colored In the United States and some other countries, the word colored is considered derogatory and should not be used.

Native Americans Indigenous peoples of the continental United States may be calledNative Americans or American Indians, depending on the subject’s choice. Whenever possible, use the subject’s specific tribal affiliation or background: Bob Lynch, a Red Cliff Chippewa, not Bob Lynch, a Chippewa Indian or Bob Lynch, a Native American.

 Asian Americans Asian American is the preferred general term for U.S. citizens of Asian descent. If the information is relevant to the story, it is best to specify the nation of origin:Japanese American, Chinese American or Korean American. Asians should be a last resort in referring to U.S. citizens because the word may mislead the reader. In headlines, use Asian Groups or Asian Americans.

 Arab Americans Arab Americans is acceptable terminology, but it is best to identify distinct national groups, for example, Syrian American and Iraqi American.

African-American  Both African-American and the adjective black are acceptable. Keep in mind that a black person is not necessarily an African-American and that an African-American person is not necessarily a black person. People of Caribbean origin, for example, may choose not to be called African-American.
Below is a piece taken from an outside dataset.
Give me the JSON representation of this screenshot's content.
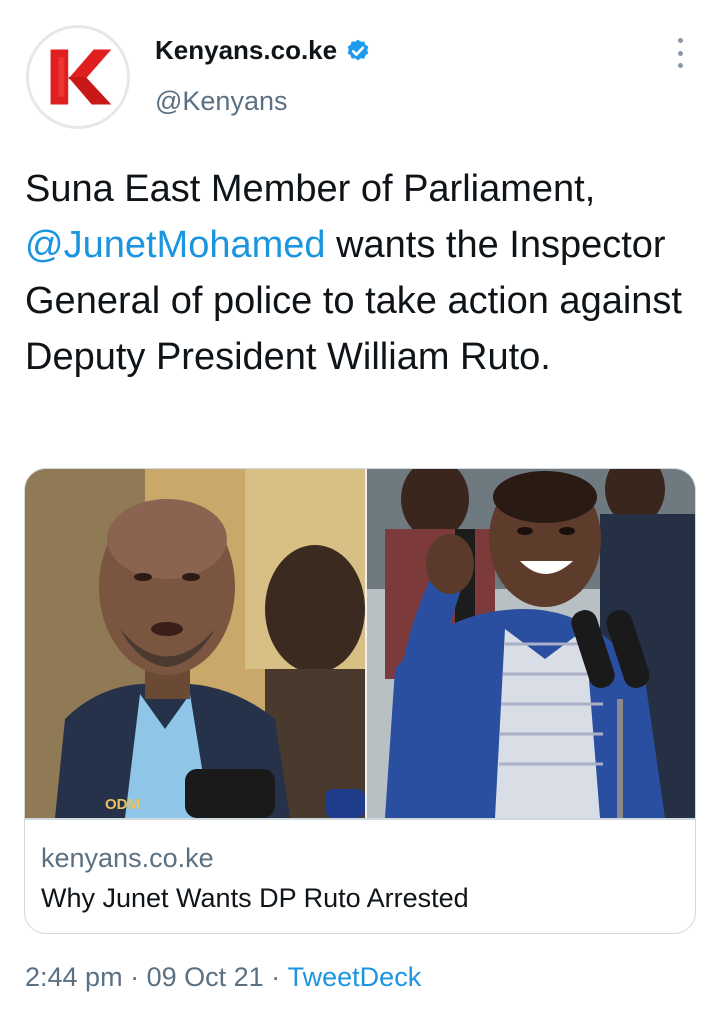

Jews Take care in generalizing about Jews in stories. Jews are not a race, a nation, a religion only. Jews consider themselves a people, with highly individualized adaptations of expressions. Jews can be ritually observant or not; they can share some customs and not others. Use Jew only as a noun, as any other usage is considered offensive.

Latinos This is the umbrella term for Spanish-surnamed groups in the United States, including Mexicans, Puerto Ricans, Cubans, Central Americans and South Americans. A Latino woman is Latina. Keep in mind that Latino is a ethnic group, not a race. Use Hispanic in quotes or in proper names or if the source expresses that preference. Remember Spaniards are not Latinos.

Eskimos  is acceptable in general references. More detailed stories about specific native cultures of Alaska’s west and north coast should include the ethnic sub-designation: Inupiat Eskimos or Yupik Eskimos. Some use the term Inuit for these native people. Follow the preference of those involved in the story.

illegal immigrants Use this term in referring to citizens of foreign countries who have come to the country with no passport, visa or other document to show they are entitled to visit, work or live in the United States. Do not use illegal aliens or illegals in headlines or text unless they are in direct quotations. Use undocumented workers if the context fits.